Learn how aviation and spaceflight transformed the world.
The lunar module represents one of humanity’s greatest achievements: landing people on another heavenly body.
Don’t miss our fast-paced webcasts designed to engage students in Science, Technology, Engineering, and Math in 30 minutes.
Experts answer your questions about aerospace.
Our scientists are involved in current research focused on the Martian climate and geology. Find out what we’re discovering.
Recognize your favorite air or space enthusiast. Add their name to the Museum’s Wall of Honor.
See our COVID-19 message for more information. Explore our online resources for Air and Space anywhere.

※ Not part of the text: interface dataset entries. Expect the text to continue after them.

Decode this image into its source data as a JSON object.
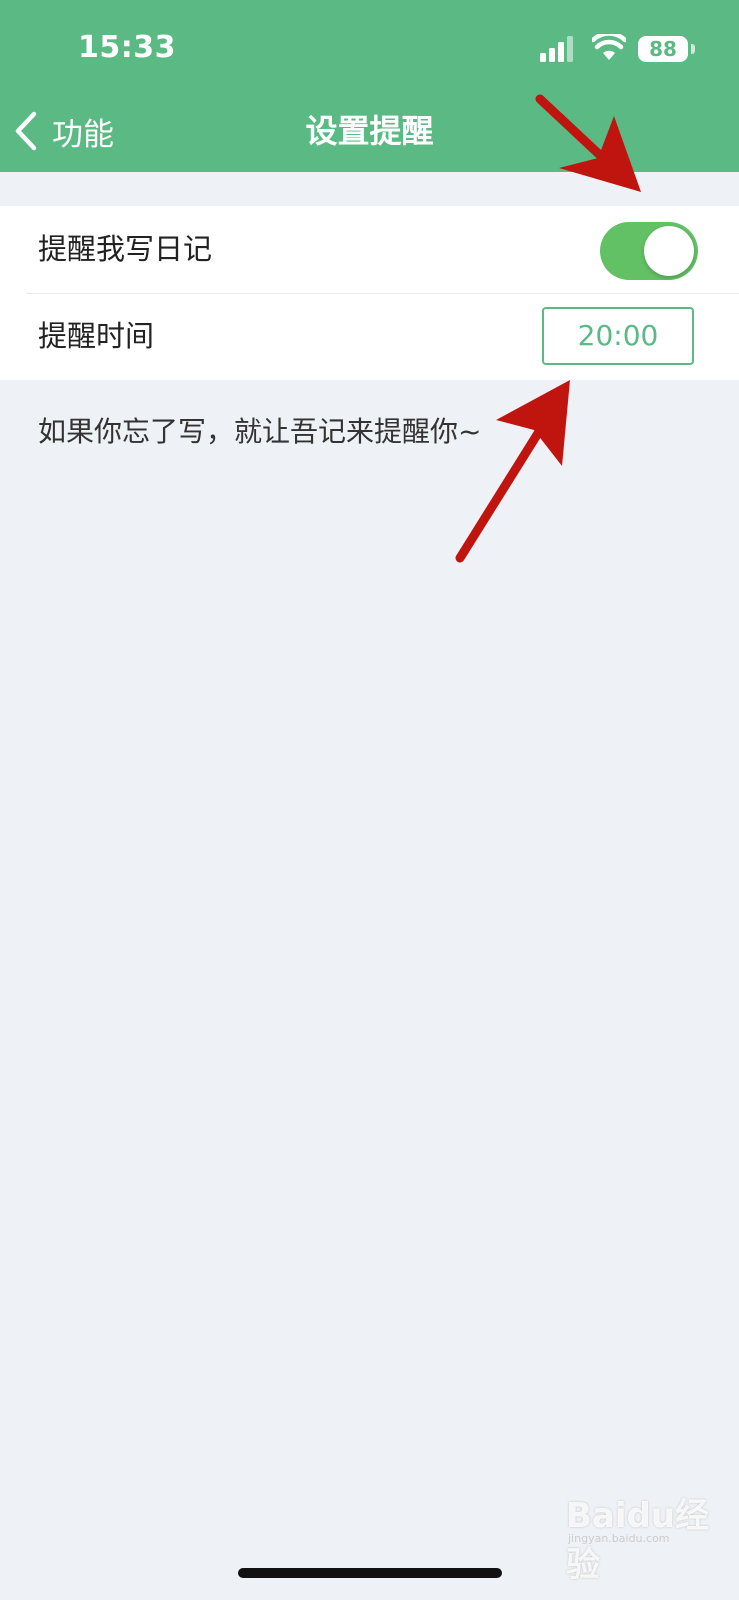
{
  "status_bar": {
    "time": "15:33",
    "battery": "88",
    "icons": [
      "signal-icon",
      "wifi-icon",
      "battery-icon"
    ]
  },
  "nav": {
    "back_label": "功能",
    "title": "设置提醒",
    "back_icon": "chevron-left-icon"
  },
  "settings": {
    "reminder_toggle_label": "提醒我写日记",
    "reminder_enabled": true,
    "reminder_time_label": "提醒时间",
    "reminder_time": "20:00"
  },
  "hint_text": "如果你忘了写，就让吾记来提醒你~",
  "watermark": {
    "brand": "Baidu经验",
    "url": "jingyan.baidu.com"
  },
  "colors": {
    "header": "#5bba84",
    "toggle_on": "#62c165",
    "background": "#eef1f5",
    "annotation_arrow": "#c0150f"
  }
}
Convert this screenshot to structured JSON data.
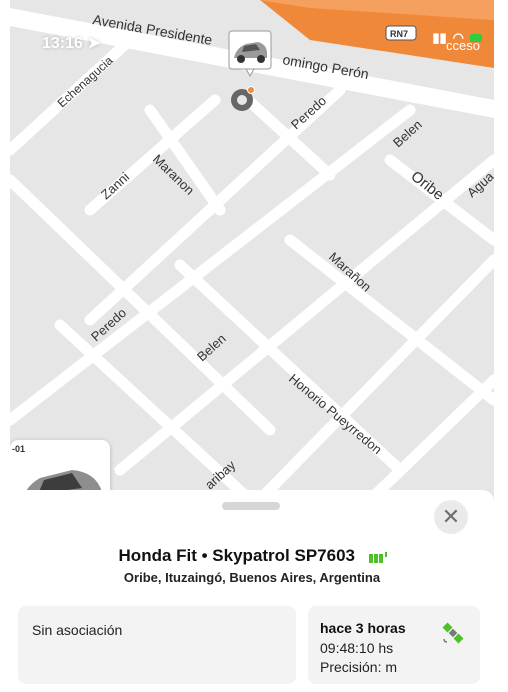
{
  "status_bar": {
    "time": "13:16",
    "network": "",
    "battery": ""
  },
  "map": {
    "streets": {
      "avenida_presidente": "Avenida Presidente",
      "domingo_peron": "omingo Perón",
      "echenagucia": "Echenagucia",
      "peredo_top": "Peredo",
      "belen_top": "Belen",
      "oribe": "Oribe",
      "aguado": "Agua",
      "zanni": "Zanni",
      "maranon_top": "Maranon",
      "maranon_mid": "Marañon",
      "peredo_mid": "Peredo",
      "belen_mid": "Belen",
      "honorio": "Honorio Pueyrredon",
      "garibay": "aribay",
      "acceso": "cceso",
      "rn7": "RN7"
    },
    "thumb_label": "-01"
  },
  "vehicle": {
    "title": "Honda Fit • Skypatrol SP7603",
    "address": "Oribe, Ituzaingó, Buenos Aires, Argentina",
    "association": "Sin asociación",
    "last_seen": "hace 3 horas",
    "time": "09:48:10 hs",
    "precision": "Precisión:  m"
  },
  "colors": {
    "accent_green": "#4fbf2a",
    "highway": "#f08a3c",
    "map_bg": "#e8e8e8"
  },
  "icons": {
    "close": "close-icon",
    "satellite": "satellite-icon",
    "battery": "battery-icon"
  }
}
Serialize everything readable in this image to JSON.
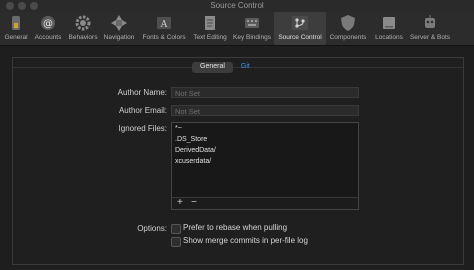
{
  "window": {
    "title": "Source Control"
  },
  "toolbar": {
    "items": [
      {
        "label": "General"
      },
      {
        "label": "Accounts"
      },
      {
        "label": "Behaviors"
      },
      {
        "label": "Navigation"
      },
      {
        "label": "Fonts & Colors"
      },
      {
        "label": "Text Editing"
      },
      {
        "label": "Key Bindings"
      },
      {
        "label": "Source Control",
        "selected": true
      },
      {
        "label": "Components"
      },
      {
        "label": "Locations"
      },
      {
        "label": "Server & Bots"
      }
    ]
  },
  "tabs": {
    "general": "General",
    "git": "Git",
    "selected": "General"
  },
  "form": {
    "author_name_label": "Author Name:",
    "author_name_placeholder": "Not Set",
    "author_email_label": "Author Email:",
    "author_email_placeholder": "Not Set",
    "ignored_files_label": "Ignored Files:",
    "ignored_files": [
      "*~",
      ".DS_Store",
      "DerivedData/",
      "xcuserdata/"
    ],
    "add_symbol": "+",
    "remove_symbol": "−",
    "options_label": "Options:",
    "options": [
      {
        "label": "Prefer to rebase when pulling",
        "checked": false
      },
      {
        "label": "Show merge commits in per-file log",
        "checked": false
      }
    ]
  },
  "colors": {
    "background": "#1e1e1e",
    "accent": "#3b8ef0",
    "toolbar": "#2c2c2c"
  }
}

14390 Air and Space Museum Parkway
Chantilly, Virginia 20151
Phone: 703-572-4118See Directions
The Boeing Aviation Hangar at the Udvar-Hazy Center in Chantilly, Virginia.
A view of the Boeing Aviation Hangar inside the Udvar-Hazy Center showing the Boeing B-29 Superfortress Enola Gay and other aircraft on display.

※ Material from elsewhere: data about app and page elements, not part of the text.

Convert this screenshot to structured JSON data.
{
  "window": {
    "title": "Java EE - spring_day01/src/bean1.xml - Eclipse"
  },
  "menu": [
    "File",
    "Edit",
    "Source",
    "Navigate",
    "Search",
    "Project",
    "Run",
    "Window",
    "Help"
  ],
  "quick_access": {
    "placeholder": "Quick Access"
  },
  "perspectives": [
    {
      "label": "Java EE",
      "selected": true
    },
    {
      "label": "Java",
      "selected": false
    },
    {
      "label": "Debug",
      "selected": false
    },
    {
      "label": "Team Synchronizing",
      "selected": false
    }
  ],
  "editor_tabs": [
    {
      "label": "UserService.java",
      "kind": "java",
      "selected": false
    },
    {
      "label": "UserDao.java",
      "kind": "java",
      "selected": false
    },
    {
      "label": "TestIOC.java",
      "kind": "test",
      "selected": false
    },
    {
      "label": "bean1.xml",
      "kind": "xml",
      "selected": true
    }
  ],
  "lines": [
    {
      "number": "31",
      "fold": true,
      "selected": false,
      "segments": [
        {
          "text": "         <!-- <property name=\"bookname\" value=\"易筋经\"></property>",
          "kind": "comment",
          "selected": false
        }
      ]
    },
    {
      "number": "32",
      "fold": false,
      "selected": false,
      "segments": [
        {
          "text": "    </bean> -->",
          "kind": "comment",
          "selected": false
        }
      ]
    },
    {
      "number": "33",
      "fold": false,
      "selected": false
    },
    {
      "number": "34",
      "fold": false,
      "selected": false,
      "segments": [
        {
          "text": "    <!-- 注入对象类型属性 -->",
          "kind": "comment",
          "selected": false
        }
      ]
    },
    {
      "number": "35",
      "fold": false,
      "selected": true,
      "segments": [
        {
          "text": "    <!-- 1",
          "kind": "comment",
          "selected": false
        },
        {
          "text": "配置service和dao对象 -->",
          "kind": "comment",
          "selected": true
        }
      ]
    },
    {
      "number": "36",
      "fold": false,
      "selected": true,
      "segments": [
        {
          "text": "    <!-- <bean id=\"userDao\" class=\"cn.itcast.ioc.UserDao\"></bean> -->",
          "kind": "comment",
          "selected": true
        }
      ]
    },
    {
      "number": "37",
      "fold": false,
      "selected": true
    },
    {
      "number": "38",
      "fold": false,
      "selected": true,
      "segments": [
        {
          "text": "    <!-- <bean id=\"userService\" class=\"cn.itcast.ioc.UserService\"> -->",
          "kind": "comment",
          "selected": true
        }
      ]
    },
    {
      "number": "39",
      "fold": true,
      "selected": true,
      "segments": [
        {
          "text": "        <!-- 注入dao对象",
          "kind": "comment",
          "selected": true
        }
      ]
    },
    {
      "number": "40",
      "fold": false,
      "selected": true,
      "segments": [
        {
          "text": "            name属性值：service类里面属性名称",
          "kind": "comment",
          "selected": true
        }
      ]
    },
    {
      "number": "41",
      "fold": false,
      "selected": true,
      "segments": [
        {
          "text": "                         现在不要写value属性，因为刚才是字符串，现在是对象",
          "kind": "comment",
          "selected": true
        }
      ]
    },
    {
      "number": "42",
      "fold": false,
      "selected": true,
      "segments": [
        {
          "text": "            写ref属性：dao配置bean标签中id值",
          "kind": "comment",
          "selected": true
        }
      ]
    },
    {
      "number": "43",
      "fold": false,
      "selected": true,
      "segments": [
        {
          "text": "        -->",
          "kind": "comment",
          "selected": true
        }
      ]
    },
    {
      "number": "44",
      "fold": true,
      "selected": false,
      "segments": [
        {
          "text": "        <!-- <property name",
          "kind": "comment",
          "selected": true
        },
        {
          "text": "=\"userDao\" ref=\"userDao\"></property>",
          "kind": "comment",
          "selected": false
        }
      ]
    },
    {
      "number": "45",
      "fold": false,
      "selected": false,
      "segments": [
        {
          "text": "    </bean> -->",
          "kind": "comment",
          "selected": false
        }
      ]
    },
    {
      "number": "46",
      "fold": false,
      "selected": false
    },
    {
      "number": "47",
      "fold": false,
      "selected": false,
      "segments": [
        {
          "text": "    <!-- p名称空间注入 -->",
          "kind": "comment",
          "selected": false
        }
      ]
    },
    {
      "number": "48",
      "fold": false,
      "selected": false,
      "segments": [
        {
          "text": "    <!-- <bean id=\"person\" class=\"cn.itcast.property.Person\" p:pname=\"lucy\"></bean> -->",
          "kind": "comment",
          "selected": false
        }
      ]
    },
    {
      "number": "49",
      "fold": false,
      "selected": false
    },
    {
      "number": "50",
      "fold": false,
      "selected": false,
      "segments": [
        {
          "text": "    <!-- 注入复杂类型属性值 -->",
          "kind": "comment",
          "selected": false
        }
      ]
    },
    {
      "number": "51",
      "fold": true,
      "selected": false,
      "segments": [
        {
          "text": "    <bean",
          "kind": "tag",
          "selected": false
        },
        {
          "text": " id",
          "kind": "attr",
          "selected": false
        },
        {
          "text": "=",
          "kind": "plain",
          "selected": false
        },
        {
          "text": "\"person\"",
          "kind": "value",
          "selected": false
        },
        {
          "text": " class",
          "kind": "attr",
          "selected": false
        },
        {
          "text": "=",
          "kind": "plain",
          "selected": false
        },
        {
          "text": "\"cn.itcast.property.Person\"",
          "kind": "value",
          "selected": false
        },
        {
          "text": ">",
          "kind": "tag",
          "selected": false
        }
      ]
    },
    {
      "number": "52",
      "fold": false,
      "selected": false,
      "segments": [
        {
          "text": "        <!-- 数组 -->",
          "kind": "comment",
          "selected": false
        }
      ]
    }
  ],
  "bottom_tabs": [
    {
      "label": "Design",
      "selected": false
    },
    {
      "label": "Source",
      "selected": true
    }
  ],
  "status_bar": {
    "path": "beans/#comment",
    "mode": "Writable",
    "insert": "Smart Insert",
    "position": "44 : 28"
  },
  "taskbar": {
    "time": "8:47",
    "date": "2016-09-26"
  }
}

The McDonnell Space Hangar, featuring the Space Shuttle Discovery surrounded by other museum artifacts.
The Sopwith Camel is among the most significant and famous World War I aircraft. During World War I, Camels downed 1,294 enemy aircraft, which was more than any other Allied fighter. The cowling over the two Vickers machine guns created a distinctive hump, making the name Camel a natural choice. Highlighted in this image are the propellers and engine of the Sopwith F.1 Camel.

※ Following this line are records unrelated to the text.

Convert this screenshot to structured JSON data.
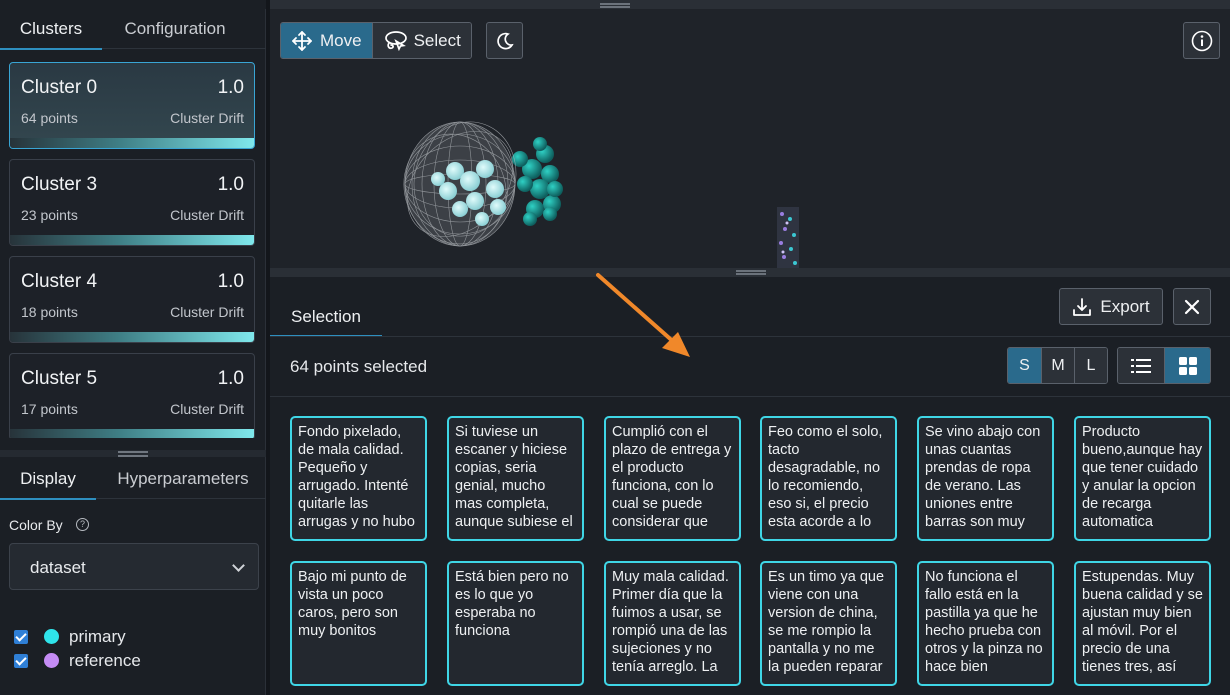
{
  "left_panel": {
    "tabs": [
      "Clusters",
      "Configuration"
    ],
    "clusters": [
      {
        "name": "Cluster 0",
        "score": "1.0",
        "points": "64 points",
        "metric": "Cluster Drift"
      },
      {
        "name": "Cluster 3",
        "score": "1.0",
        "points": "23 points",
        "metric": "Cluster Drift"
      },
      {
        "name": "Cluster 4",
        "score": "1.0",
        "points": "18 points",
        "metric": "Cluster Drift"
      },
      {
        "name": "Cluster 5",
        "score": "1.0",
        "points": "17 points",
        "metric": "Cluster Drift"
      }
    ],
    "bottom_tabs": [
      "Display",
      "Hyperparameters"
    ],
    "color_by_label": "Color By",
    "color_by_value": "dataset",
    "legend": [
      {
        "label": "primary",
        "color": "#2fe3ea",
        "checked": true
      },
      {
        "label": "reference",
        "color": "#c58cf5",
        "checked": true
      }
    ]
  },
  "toolbar": {
    "move_label": "Move",
    "select_label": "Select",
    "active_tool": "Move"
  },
  "selection": {
    "tab_label": "Selection",
    "export_label": "Export",
    "count_text": "64 points selected",
    "sizes": [
      "S",
      "M",
      "L"
    ],
    "active_size": "S",
    "active_view": "grid",
    "cards": [
      "Fondo pixelado, de mala calidad. Pequeño y arrugado. Intenté quitarle las arrugas y no hubo",
      "Si tuviese un escaner y hiciese copias, seria genial, mucho mas completa, aunque subiese el",
      "Cumplió con el plazo de entrega y el producto funciona, con lo cual se puede considerar que",
      "Feo como el solo, tacto desagradable, no lo recomiendo, eso si, el precio esta acorde a lo",
      "Se vino abajo con unas cuantas prendas de ropa de verano. Las uniones entre barras son muy",
      "Producto bueno,aunque hay que tener cuidado y anular la opcion de recarga automatica",
      "Bajo mi punto de vista un poco caros, pero son muy bonitos",
      "Está bien pero no es lo que yo esperaba no funciona",
      "Muy mala calidad. Primer día que la fuimos a usar, se rompió una de las sujeciones y no tenía arreglo. La",
      "Es un timo ya que viene con una version de china, se me rompio la pantalla y no me la pueden reparar",
      "No funciona el fallo está en la pastilla ya que he hecho prueba con otros y la pinza no hace bien",
      "Estupendas. Muy buena calidad y se ajustan muy bien al móvil. Por el precio de una tienes tres, así"
    ]
  },
  "colors": {
    "accent": "#2e8fbf",
    "card_border": "#3fd6e6",
    "arrow": "#f0882a"
  }
}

Concorde on display in the Boeing Aviation Hangar at the National Air and Space Museum's Steven F. Udvar-Hazy Center.
The Bucker Bu-133C Jungmeister, hanging upside down to demonstrate one of the many aerobatic maneuvers it performed during its time as a thrilling air show performer. The photo of the Boeing Aviation Hangar at the Udvar-Hazy Center also shows the red, white and blue de Havilland-Canada DHC-1A Chipmunk, Pennzoil Special; the second Learjet ever built, hanging to the left; the Global Flyer hanging in the read center; the first Air France Concorde on the floor on the left and the Boeing Stratoliner on the right.
Aircraft and artifacts have been protected in place with sharkskin plastic as roof repairs begin on north end of the Boeing Aviation Hangar at the Steven F Udvar-Hazy Center in Chantilly, Virginia.
Steven F. Udvar-Hazy Center exterior at dusk.
Shown in this 2006 photo are two of the most popular artifacts at the Steven F. Udvar-Hazy Center: the Lockheed SR-71 Blackbird (foreground) in the Boeing Aviation Hangar and Space Shuttle Enterprise (background) in the James S. McDonnell Space Hangar. Enterprise was replaced by Space Shuttle Discovery in 2012.
The Apollo 11 Command Module, "Columbia," was the living quarters for the three-person crew during most of the first manned lunar landing mission in July 1969.
Smithsonian information specialists are also available Monday through Saturday from 9:00 am to 4:00 pm.
Today's Hours: Closed